Court Rules in Favor of Protecting Heritage Oak Tree
A judge has ruled in favor of protecting a heritage live oak tree on North Spring Street that the City of Pensacola has been working to prevent from being cut down.
On Wednesday, Oct. 30, Judge Jeffrey L. Burns of the First Judicial Circuit Court denied the property owners’ motion to dissolve a temporary injunction preventing the removal of the tree, allowing the injunction to remain in place.
“The injunction will serve the public interest, as the tree ordinances in place were enacted by local government officials elected by the voters of the City, and are the reflection of the public interest of the residents of Pensacola,” Judge Burns wrote in his ruling.
The Spring Street heritage live oak was at risk of being removed at the request of the property owners, despite multiple expert opinions finding it to be healthy.

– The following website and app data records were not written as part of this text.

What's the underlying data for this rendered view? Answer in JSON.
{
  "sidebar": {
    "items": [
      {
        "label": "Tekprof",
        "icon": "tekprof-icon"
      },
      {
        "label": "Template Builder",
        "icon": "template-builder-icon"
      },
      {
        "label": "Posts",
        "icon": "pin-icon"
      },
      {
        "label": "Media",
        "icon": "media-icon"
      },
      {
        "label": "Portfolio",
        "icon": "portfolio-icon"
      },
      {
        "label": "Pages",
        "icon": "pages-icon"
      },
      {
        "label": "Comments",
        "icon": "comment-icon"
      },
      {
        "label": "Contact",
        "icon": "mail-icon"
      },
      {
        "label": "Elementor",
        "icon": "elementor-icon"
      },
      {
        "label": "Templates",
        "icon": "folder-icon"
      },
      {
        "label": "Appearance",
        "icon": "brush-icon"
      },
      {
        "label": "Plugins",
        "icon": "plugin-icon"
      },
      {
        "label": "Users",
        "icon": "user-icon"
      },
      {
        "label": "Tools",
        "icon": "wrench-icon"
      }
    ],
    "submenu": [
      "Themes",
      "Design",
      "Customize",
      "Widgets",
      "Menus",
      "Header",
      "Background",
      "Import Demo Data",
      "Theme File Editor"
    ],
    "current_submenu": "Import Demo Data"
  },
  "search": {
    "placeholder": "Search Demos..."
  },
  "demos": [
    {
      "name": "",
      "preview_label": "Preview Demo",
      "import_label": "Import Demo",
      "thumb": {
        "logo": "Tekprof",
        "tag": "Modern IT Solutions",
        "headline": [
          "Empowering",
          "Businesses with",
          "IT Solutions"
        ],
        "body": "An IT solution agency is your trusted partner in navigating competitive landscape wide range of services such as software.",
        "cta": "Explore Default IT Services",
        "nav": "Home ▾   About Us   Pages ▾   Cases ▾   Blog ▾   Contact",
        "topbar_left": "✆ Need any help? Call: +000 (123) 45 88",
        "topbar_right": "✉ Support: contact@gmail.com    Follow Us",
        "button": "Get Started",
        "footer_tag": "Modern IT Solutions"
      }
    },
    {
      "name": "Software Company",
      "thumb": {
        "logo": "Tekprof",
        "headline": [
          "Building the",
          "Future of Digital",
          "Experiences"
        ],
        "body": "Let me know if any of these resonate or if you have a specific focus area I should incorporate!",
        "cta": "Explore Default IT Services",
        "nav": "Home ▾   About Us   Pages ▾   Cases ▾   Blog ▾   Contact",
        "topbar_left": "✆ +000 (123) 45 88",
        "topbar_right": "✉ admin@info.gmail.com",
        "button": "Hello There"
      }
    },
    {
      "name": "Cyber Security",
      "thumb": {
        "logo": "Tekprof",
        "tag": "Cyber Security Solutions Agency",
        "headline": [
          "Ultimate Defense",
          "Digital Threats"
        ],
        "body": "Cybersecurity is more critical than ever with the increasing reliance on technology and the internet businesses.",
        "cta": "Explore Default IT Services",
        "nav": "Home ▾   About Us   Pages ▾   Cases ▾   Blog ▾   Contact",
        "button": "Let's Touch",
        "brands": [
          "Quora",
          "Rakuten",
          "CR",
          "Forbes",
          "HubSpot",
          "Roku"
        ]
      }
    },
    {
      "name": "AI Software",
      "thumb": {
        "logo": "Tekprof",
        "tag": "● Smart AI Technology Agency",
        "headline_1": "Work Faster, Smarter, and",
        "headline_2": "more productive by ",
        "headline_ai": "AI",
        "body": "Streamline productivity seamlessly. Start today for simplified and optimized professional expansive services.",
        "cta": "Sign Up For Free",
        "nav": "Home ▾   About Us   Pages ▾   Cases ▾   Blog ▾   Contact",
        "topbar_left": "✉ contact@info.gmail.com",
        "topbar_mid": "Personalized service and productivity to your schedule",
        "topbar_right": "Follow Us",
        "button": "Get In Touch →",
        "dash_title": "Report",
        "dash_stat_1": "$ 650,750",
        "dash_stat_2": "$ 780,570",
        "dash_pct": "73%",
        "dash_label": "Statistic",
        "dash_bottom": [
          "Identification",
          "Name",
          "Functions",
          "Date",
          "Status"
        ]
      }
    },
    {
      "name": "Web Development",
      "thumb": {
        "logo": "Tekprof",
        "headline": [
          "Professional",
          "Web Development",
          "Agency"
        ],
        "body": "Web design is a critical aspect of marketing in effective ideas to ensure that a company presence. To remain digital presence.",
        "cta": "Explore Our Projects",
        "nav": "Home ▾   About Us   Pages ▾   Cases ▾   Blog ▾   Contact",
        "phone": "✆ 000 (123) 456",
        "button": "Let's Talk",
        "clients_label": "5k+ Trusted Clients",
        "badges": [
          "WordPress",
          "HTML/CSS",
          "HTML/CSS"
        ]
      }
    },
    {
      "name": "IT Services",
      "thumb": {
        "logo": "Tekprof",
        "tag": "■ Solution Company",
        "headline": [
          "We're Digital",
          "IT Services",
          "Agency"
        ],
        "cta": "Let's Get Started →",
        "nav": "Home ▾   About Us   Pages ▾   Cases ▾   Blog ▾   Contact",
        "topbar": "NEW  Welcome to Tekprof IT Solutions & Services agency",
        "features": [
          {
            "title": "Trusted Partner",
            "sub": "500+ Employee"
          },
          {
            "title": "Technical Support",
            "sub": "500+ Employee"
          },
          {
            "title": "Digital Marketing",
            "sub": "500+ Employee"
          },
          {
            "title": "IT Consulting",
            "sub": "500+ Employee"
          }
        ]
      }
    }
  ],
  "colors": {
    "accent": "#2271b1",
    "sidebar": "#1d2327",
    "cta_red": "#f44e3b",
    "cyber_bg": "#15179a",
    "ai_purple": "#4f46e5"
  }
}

The City of Pensacola filed a declaratory judgment action in an effort to save the tree and also raised some questions to the court to get clarification about how to interpret a new state statute that replaces local government processes for evaluating whether trees should be removed from residential properties to protect public safety.
In his ruling, Judge Burns determined that the city proved each required element to keep the injunction in place, including presenting evidence that it will suffer irreparable harm and establishing that the injunction will serve the public interest.
“There is an immediate danger of significant loss or damage if the injunction is not maintained, as an irreplaceable 200 plus-year-old tree will likely be removed without the injunction remaining in place,” Judge Burns wrote.
The City’s Code provides for removal of dangerous trees and protection for certain trees that are healthy. The new state law delegates to professional arborists and landscape architects the duty to determine if a tree is unsafe, but it does not specify the documentation needed to make that determination. How that decision is made and whether it is objective were among the questions posed in the city’s declaratory judgment action.
Judge Burns provided some guidance on interpreting the new state statute, concluding that any documentation rendered on whether a tree is dangerous must conform to industry standards applicable to certified arborists and licensed landscape architects.
His ruling also stated: “Accordingly, the only reasonable interpretation of section 163.045 (1), Florida Statutes is one where: (1) an arborist or landscape architect must determine that a tree is a danger; and (2) for the determination and documentation to be rendered utilizing only the methodologies and official documents applicable to the two respective industries.”
The City of Pensacola strives to have practices that respect individual property rights and are not burdensome on property owners, but the city also places value in protecting healthy trees from being destroyed. The hope is that guidance with this new state statute will not only help Pensacola and its residents, but also other municipalities that are looking for assistance with interpreting this law.